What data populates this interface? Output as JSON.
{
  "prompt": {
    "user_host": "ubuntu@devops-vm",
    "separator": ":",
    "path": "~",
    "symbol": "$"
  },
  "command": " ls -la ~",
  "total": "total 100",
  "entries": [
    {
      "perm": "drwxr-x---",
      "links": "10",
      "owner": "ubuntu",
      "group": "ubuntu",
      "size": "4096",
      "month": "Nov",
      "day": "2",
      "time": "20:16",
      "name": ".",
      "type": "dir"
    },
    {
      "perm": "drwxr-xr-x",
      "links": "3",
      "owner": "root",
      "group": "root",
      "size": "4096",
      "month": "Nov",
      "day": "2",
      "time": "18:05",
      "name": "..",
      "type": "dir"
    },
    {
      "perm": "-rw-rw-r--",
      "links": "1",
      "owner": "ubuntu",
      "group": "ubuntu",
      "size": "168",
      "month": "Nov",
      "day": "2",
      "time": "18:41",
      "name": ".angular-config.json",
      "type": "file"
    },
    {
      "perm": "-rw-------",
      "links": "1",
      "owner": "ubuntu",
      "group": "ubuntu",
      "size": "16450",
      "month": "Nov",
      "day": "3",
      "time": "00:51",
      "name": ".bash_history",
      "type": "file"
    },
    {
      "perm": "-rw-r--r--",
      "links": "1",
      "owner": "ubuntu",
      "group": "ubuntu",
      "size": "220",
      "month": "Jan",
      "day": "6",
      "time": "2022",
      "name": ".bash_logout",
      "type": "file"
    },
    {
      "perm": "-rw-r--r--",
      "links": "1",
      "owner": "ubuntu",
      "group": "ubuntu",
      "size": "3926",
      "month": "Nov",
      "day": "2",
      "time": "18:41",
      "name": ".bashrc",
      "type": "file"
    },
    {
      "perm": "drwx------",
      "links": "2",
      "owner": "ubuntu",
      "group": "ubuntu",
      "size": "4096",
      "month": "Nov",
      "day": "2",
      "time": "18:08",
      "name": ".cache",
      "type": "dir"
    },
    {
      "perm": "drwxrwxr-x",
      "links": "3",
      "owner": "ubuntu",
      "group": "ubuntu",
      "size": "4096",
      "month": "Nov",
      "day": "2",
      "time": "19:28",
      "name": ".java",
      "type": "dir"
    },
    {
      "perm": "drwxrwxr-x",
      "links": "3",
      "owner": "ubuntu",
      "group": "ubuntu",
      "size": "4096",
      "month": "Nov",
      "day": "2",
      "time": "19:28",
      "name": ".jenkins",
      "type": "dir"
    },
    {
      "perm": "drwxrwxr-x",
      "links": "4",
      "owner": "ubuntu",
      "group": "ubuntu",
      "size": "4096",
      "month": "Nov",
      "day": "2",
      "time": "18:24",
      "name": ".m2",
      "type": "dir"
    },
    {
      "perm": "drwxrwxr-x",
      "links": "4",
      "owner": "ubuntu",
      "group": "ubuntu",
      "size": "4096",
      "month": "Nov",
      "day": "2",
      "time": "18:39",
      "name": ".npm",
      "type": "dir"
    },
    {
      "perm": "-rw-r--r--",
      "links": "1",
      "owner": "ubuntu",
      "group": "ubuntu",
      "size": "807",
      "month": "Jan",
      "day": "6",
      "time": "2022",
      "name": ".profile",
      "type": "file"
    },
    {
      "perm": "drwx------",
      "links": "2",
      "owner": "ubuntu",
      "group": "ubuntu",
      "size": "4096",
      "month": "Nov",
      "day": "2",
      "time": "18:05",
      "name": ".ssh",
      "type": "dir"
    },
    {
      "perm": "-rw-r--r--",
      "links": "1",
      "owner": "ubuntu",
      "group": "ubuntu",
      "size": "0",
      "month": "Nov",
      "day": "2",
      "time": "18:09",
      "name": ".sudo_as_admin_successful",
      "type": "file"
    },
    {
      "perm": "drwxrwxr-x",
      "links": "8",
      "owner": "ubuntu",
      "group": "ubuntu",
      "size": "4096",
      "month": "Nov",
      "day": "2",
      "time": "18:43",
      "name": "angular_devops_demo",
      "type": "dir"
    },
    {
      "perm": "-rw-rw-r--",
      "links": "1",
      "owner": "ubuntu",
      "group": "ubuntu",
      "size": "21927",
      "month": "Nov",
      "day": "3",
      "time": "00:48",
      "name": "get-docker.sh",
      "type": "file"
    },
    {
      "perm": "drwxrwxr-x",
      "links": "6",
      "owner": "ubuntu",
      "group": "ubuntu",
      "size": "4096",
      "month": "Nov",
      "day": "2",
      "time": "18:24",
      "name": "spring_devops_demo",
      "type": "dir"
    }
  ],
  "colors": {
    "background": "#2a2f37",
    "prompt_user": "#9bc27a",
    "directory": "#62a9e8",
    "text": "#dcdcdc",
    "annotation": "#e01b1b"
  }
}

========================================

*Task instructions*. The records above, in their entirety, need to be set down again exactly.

*Task solution*.
What data populates this interface? Output as JSON.
{
  "prompt": {
    "user_host": "ubuntu@devops-vm",
    "separator": ":",
    "path": "~",
    "symbol": "$"
  },
  "command": " ls -la ~",
  "total": "total 100",
  "entries": [
    {
      "perm": "drwxr-x---",
      "links": "10",
      "owner": "ubuntu",
      "group": "ubuntu",
      "size": "4096",
      "month": "Nov",
      "day": "2",
      "time": "20:16",
      "name": ".",
      "type": "dir"
    },
    {
      "perm": "drwxr-xr-x",
      "links": "3",
      "owner": "root",
      "group": "root",
      "size": "4096",
      "month": "Nov",
      "day": "2",
      "time": "18:05",
      "name": "..",
      "type": "dir"
    },
    {
      "perm": "-rw-rw-r--",
      "links": "1",
      "owner": "ubuntu",
      "group": "ubuntu",
      "size": "168",
      "month": "Nov",
      "day": "2",
      "time": "18:41",
      "name": ".angular-config.json",
      "type": "file"
    },
    {
      "perm": "-rw-------",
      "links": "1",
      "owner": "ubuntu",
      "group": "ubuntu",
      "size": "16450",
      "month": "Nov",
      "day": "3",
      "time": "00:51",
      "name": ".bash_history",
      "type": "file"
    },
    {
      "perm": "-rw-r--r--",
      "links": "1",
      "owner": "ubuntu",
      "group": "ubuntu",
      "size": "220",
      "month": "Jan",
      "day": "6",
      "time": "2022",
      "name": ".bash_logout",
      "type": "file"
    },
    {
      "perm": "-rw-r--r--",
      "links": "1",
      "owner": "ubuntu",
      "group": "ubuntu",
      "size": "3926",
      "month": "Nov",
      "day": "2",
      "time": "18:41",
      "name": ".bashrc",
      "type": "file"
    },
    {
      "perm": "drwx------",
      "links": "2",
      "owner": "ubuntu",
      "group": "ubuntu",
      "size": "4096",
      "month": "Nov",
      "day": "2",
      "time": "18:08",
      "name": ".cache",
      "type": "dir"
    },
    {
      "perm": "drwxrwxr-x",
      "links": "3",
      "owner": "ubuntu",
      "group": "ubuntu",
      "size": "4096",
      "month": "Nov",
      "day": "2",
      "time": "19:28",
      "name": ".java",
      "type": "dir"
    },
    {
      "perm": "drwxrwxr-x",
      "links": "3",
      "owner": "ubuntu",
      "group": "ubuntu",
      "size": "4096",
      "month": "Nov",
      "day": "2",
      "time": "19:28",
      "name": ".jenkins",
      "type": "dir"
    },
    {
      "perm": "drwxrwxr-x",
      "links": "4",
      "owner": "ubuntu",
      "group": "ubuntu",
      "size": "4096",
      "month": "Nov",
      "day": "2",
      "time": "18:24",
      "name": ".m2",
      "type": "dir"
    },
    {
      "perm": "drwxrwxr-x",
      "links": "4",
      "owner": "ubuntu",
      "group": "ubuntu",
      "size": "4096",
      "month": "Nov",
      "day": "2",
      "time": "18:39",
      "name": ".npm",
      "type": "dir"
    },
    {
      "perm": "-rw-r--r--",
      "links": "1",
      "owner": "ubuntu",
      "group": "ubuntu",
      "size": "807",
      "month": "Jan",
      "day": "6",
      "time": "2022",
      "name": ".profile",
      "type": "file"
    },
    {
      "perm": "drwx------",
      "links": "2",
      "owner": "ubuntu",
      "group": "ubuntu",
      "size": "4096",
      "month": "Nov",
      "day": "2",
      "time": "18:05",
      "name": ".ssh",
      "type": "dir"
    },
    {
      "perm": "-rw-r--r--",
      "links": "1",
      "owner": "ubuntu",
      "group": "ubuntu",
      "size": "0",
      "month": "Nov",
      "day": "2",
      "time": "18:09",
      "name": ".sudo_as_admin_successful",
      "type": "file"
    },
    {
      "perm": "drwxrwxr-x",
      "links": "8",
      "owner": "ubuntu",
      "group": "ubuntu",
      "size": "4096",
      "month": "Nov",
      "day": "2",
      "time": "18:43",
      "name": "angular_devops_demo",
      "type": "dir"
    },
    {
      "perm": "-rw-rw-r--",
      "links": "1",
      "owner": "ubuntu",
      "group": "ubuntu",
      "size": "21927",
      "month": "Nov",
      "day": "3",
      "time": "00:48",
      "name": "get-docker.sh",
      "type": "file"
    },
    {
      "perm": "drwxrwxr-x",
      "links": "6",
      "owner": "ubuntu",
      "group": "ubuntu",
      "size": "4096",
      "month": "Nov",
      "day": "2",
      "time": "18:24",
      "name": "spring_devops_demo",
      "type": "dir"
    }
  ],
  "colors": {
    "background": "#2a2f37",
    "prompt_user": "#9bc27a",
    "directory": "#62a9e8",
    "text": "#dcdcdc",
    "annotation": "#e01b1b"
  }
}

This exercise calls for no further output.